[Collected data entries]

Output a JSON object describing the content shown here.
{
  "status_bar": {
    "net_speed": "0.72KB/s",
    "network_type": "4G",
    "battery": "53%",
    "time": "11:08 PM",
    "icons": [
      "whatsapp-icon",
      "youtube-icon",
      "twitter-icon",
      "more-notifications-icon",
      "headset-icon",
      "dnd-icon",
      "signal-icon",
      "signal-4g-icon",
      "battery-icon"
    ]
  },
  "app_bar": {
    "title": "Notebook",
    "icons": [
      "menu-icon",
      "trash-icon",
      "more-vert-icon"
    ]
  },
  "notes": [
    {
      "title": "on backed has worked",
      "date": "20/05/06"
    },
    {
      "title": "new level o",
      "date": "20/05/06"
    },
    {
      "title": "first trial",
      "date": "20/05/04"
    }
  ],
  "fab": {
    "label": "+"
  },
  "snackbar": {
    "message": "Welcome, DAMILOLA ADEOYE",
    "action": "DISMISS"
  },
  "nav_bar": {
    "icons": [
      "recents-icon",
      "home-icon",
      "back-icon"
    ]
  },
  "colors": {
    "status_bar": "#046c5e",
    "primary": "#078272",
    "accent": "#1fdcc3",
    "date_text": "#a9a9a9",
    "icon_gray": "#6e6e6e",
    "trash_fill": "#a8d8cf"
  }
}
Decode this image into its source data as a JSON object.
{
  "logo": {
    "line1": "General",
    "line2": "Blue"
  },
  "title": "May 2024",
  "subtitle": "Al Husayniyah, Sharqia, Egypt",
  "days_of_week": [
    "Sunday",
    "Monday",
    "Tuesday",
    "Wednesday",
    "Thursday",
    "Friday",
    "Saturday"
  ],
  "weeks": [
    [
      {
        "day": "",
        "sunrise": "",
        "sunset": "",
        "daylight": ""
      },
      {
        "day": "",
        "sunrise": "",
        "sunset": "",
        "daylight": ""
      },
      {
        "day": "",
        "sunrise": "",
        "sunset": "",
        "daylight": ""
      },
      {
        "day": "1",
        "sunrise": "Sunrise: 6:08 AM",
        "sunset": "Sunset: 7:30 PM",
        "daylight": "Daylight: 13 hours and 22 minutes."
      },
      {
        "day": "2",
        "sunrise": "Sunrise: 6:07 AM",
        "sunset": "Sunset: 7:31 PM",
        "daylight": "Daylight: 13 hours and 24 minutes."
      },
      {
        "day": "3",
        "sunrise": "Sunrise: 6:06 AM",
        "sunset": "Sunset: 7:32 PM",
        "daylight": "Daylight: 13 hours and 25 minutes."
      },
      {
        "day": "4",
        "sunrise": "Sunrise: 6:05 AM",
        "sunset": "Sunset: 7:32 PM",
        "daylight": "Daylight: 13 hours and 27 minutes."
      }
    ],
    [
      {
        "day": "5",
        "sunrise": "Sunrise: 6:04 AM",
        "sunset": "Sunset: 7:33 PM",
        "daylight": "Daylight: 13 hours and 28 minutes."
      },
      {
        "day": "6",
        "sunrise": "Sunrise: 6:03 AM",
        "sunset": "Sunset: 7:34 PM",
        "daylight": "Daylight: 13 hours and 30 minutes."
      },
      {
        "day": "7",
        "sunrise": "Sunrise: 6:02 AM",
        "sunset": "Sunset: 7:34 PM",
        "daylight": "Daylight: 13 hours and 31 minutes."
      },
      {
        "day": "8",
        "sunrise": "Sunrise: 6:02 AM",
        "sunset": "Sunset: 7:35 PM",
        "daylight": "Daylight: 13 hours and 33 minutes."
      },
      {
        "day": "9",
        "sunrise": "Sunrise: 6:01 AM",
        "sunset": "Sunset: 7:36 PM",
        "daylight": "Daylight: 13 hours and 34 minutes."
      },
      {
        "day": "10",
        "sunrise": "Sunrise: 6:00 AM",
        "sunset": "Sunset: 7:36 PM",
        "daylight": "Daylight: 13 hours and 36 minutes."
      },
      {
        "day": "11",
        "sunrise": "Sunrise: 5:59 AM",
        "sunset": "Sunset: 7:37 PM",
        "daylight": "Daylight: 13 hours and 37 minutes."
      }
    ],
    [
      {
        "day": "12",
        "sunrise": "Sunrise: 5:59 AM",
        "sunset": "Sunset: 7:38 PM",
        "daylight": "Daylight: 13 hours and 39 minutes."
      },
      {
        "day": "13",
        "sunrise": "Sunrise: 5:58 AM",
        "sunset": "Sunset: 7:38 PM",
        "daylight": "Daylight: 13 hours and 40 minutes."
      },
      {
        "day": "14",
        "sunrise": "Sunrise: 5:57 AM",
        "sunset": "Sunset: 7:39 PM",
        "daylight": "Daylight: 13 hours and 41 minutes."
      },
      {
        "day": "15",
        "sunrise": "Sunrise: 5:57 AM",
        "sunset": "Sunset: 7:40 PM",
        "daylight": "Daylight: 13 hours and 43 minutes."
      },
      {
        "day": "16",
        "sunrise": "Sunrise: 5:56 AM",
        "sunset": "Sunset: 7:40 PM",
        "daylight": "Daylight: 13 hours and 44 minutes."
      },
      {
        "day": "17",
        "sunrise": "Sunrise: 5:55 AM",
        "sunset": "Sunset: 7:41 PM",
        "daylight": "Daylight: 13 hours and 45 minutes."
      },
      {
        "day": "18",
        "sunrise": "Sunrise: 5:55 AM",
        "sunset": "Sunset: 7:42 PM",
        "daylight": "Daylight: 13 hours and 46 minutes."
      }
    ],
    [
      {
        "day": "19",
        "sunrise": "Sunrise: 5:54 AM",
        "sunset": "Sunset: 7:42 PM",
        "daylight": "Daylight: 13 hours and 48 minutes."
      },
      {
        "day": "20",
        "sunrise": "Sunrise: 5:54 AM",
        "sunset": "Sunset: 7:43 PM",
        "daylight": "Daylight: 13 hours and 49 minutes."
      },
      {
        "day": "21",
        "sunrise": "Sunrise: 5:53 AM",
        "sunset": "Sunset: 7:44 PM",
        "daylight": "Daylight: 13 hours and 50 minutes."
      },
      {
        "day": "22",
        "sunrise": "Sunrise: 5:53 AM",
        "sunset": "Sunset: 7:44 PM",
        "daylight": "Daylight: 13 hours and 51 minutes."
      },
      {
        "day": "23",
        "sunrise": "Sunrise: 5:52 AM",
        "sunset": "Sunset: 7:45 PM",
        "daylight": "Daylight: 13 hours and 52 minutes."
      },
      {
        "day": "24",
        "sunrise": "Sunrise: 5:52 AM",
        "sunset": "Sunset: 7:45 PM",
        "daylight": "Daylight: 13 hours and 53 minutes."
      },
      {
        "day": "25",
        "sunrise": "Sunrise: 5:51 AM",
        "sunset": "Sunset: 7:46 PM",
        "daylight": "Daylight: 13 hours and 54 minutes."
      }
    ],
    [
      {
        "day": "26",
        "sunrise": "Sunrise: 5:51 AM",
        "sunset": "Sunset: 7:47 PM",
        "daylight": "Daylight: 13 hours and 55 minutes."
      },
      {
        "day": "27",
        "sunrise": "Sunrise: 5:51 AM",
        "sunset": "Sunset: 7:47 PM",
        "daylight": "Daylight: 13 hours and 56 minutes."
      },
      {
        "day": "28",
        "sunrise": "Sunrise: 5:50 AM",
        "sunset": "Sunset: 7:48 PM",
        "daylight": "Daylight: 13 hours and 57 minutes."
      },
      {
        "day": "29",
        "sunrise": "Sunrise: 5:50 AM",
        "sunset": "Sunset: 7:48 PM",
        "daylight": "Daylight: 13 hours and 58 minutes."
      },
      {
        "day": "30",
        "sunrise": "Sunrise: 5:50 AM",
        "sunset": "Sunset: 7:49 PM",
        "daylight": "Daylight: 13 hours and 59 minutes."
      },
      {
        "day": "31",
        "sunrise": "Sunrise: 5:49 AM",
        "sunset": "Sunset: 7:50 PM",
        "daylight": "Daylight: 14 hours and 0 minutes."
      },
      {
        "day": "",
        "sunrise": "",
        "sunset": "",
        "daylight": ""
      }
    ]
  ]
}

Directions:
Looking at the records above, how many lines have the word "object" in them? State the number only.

Solution for this problem:
2